• What you are asked to do: The entire listing is to be repeated verbatim.

----- Information provided -----

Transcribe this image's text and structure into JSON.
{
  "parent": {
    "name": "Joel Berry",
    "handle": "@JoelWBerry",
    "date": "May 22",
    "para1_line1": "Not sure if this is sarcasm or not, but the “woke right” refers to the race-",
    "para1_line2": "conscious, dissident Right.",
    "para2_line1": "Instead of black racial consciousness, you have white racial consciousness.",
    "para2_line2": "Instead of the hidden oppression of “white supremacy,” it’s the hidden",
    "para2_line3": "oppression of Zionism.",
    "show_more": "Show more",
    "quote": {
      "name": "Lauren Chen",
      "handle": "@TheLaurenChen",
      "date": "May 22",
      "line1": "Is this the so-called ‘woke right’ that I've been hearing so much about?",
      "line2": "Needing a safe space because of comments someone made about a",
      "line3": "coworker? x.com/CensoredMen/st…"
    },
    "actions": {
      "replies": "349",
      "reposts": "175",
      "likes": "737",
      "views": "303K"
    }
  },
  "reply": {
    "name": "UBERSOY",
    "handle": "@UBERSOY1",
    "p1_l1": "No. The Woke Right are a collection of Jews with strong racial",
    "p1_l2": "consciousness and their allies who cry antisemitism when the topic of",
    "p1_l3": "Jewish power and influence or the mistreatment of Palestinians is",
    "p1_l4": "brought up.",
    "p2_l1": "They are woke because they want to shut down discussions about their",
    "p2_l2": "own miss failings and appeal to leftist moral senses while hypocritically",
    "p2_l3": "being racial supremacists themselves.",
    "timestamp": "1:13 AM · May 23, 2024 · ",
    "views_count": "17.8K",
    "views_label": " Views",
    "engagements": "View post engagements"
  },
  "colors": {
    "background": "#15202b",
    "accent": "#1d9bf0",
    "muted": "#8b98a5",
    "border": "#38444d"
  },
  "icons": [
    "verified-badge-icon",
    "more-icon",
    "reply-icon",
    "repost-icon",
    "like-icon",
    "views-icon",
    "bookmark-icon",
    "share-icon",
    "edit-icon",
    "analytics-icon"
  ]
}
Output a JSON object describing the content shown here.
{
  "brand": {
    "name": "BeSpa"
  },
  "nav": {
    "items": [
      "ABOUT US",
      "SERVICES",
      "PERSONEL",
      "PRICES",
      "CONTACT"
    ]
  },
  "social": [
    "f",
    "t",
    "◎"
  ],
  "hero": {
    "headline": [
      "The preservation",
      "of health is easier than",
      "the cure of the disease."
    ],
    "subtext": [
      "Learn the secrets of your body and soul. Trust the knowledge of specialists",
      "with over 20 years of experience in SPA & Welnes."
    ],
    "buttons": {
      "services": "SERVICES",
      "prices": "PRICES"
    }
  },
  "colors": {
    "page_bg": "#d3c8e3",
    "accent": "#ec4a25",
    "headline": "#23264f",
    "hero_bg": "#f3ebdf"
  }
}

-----

• Output below:
Transcribe this image's text and structure into JSON.
{
  "parent": {
    "name": "Joel Berry",
    "handle": "@JoelWBerry",
    "date": "May 22",
    "para1_line1": "Not sure if this is sarcasm or not, but the “woke right” refers to the race-",
    "para1_line2": "conscious, dissident Right.",
    "para2_line1": "Instead of black racial consciousness, you have white racial consciousness.",
    "para2_line2": "Instead of the hidden oppression of “white supremacy,” it’s the hidden",
    "para2_line3": "oppression of Zionism.",
    "show_more": "Show more",
    "quote": {
      "name": "Lauren Chen",
      "handle": "@TheLaurenChen",
      "date": "May 22",
      "line1": "Is this the so-called ‘woke right’ that I've been hearing so much about?",
      "line2": "Needing a safe space because of comments someone made about a",
      "line3": "coworker? x.com/CensoredMen/st…"
    },
    "actions": {
      "replies": "349",
      "reposts": "175",
      "likes": "737",
      "views": "303K"
    }
  },
  "reply": {
    "name": "UBERSOY",
    "handle": "@UBERSOY1",
    "p1_l1": "No. The Woke Right are a collection of Jews with strong racial",
    "p1_l2": "consciousness and their allies who cry antisemitism when the topic of",
    "p1_l3": "Jewish power and influence or the mistreatment of Palestinians is",
    "p1_l4": "brought up.",
    "p2_l1": "They are woke because they want to shut down discussions about their",
    "p2_l2": "own miss failings and appeal to leftist moral senses while hypocritically",
    "p2_l3": "being racial supremacists themselves.",
    "timestamp": "1:13 AM · May 23, 2024 · ",
    "views_count": "17.8K",
    "views_label": " Views",
    "engagements": "View post engagements"
  },
  "colors": {
    "background": "#15202b",
    "accent": "#1d9bf0",
    "muted": "#8b98a5",
    "border": "#38444d"
  },
  "icons": [
    "verified-badge-icon",
    "more-icon",
    "reply-icon",
    "repost-icon",
    "like-icon",
    "views-icon",
    "bookmark-icon",
    "share-icon",
    "edit-icon",
    "analytics-icon"
  ]
}
Output a JSON object describing the content shown here.
{
  "brand": {
    "name": "BeSpa"
  },
  "nav": {
    "items": [
      "ABOUT US",
      "SERVICES",
      "PERSONEL",
      "PRICES",
      "CONTACT"
    ]
  },
  "social": [
    "f",
    "t",
    "◎"
  ],
  "hero": {
    "headline": [
      "The preservation",
      "of health is easier than",
      "the cure of the disease."
    ],
    "subtext": [
      "Learn the secrets of your body and soul. Trust the knowledge of specialists",
      "with over 20 years of experience in SPA & Welnes."
    ],
    "buttons": {
      "services": "SERVICES",
      "prices": "PRICES"
    }
  },
  "colors": {
    "page_bg": "#d3c8e3",
    "accent": "#ec4a25",
    "headline": "#23264f",
    "hero_bg": "#f3ebdf"
  }
}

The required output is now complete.